Activity:
Apart from the pictures, please restate every entry below exactly.

Source material:

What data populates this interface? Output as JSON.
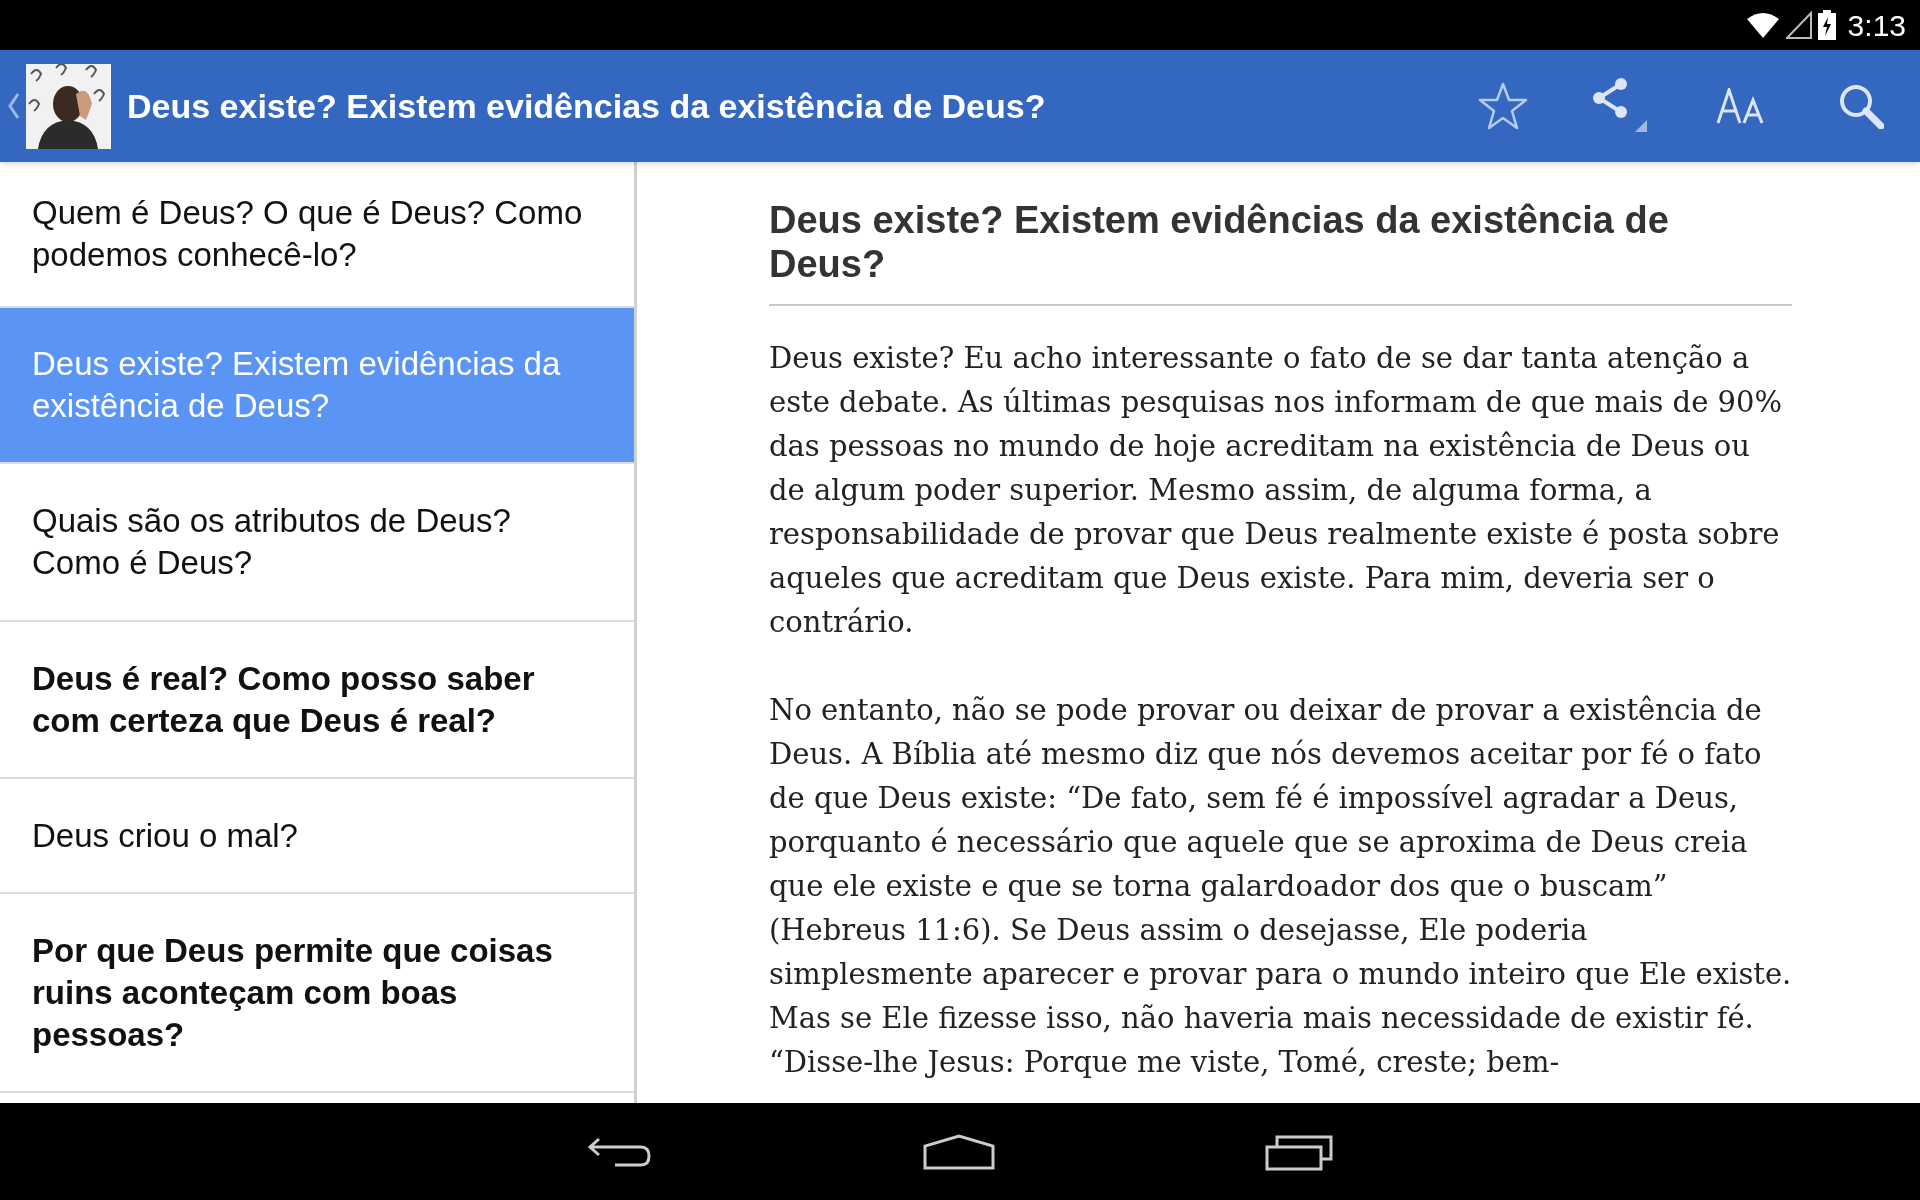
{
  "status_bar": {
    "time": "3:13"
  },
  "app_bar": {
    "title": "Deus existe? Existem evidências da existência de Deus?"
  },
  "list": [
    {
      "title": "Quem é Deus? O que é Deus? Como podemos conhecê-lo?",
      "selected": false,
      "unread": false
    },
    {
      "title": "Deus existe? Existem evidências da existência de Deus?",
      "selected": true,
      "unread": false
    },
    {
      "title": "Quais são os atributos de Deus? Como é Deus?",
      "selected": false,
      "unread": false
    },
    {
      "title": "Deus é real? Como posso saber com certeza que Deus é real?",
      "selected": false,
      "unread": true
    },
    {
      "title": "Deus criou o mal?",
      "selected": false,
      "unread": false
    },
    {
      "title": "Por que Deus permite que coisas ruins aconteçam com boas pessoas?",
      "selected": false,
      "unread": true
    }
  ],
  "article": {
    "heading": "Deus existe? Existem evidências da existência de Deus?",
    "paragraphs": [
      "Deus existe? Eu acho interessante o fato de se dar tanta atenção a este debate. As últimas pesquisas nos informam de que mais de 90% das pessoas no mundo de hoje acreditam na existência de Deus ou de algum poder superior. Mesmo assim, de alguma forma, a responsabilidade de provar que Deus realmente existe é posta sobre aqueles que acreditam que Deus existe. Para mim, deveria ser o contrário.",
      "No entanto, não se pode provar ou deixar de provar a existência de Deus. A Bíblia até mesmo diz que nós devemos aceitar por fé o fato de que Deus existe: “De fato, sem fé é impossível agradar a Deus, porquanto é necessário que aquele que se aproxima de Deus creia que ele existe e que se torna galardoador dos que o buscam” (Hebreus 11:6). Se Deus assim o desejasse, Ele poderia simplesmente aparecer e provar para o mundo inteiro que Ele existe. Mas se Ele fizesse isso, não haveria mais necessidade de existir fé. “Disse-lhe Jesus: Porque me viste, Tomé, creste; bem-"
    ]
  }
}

Output for this task:
What data populates this interface? Output as JSON.
{
  "status_bar": {
    "time": "3:13"
  },
  "app_bar": {
    "title": "Deus existe? Existem evidências da existência de Deus?"
  },
  "list": [
    {
      "title": "Quem é Deus? O que é Deus? Como podemos conhecê-lo?",
      "selected": false,
      "unread": false
    },
    {
      "title": "Deus existe? Existem evidências da existência de Deus?",
      "selected": true,
      "unread": false
    },
    {
      "title": "Quais são os atributos de Deus? Como é Deus?",
      "selected": false,
      "unread": false
    },
    {
      "title": "Deus é real? Como posso saber com certeza que Deus é real?",
      "selected": false,
      "unread": true
    },
    {
      "title": "Deus criou o mal?",
      "selected": false,
      "unread": false
    },
    {
      "title": "Por que Deus permite que coisas ruins aconteçam com boas pessoas?",
      "selected": false,
      "unread": true
    }
  ],
  "article": {
    "heading": "Deus existe? Existem evidências da existência de Deus?",
    "paragraphs": [
      "Deus existe? Eu acho interessante o fato de se dar tanta atenção a este debate. As últimas pesquisas nos informam de que mais de 90% das pessoas no mundo de hoje acreditam na existência de Deus ou de algum poder superior. Mesmo assim, de alguma forma, a responsabilidade de provar que Deus realmente existe é posta sobre aqueles que acreditam que Deus existe. Para mim, deveria ser o contrário.",
      "No entanto, não se pode provar ou deixar de provar a existência de Deus. A Bíblia até mesmo diz que nós devemos aceitar por fé o fato de que Deus existe: “De fato, sem fé é impossível agradar a Deus, porquanto é necessário que aquele que se aproxima de Deus creia que ele existe e que se torna galardoador dos que o buscam” (Hebreus 11:6). Se Deus assim o desejasse, Ele poderia simplesmente aparecer e provar para o mundo inteiro que Ele existe. Mas se Ele fizesse isso, não haveria mais necessidade de existir fé. “Disse-lhe Jesus: Porque me viste, Tomé, creste; bem-"
    ]
  }
}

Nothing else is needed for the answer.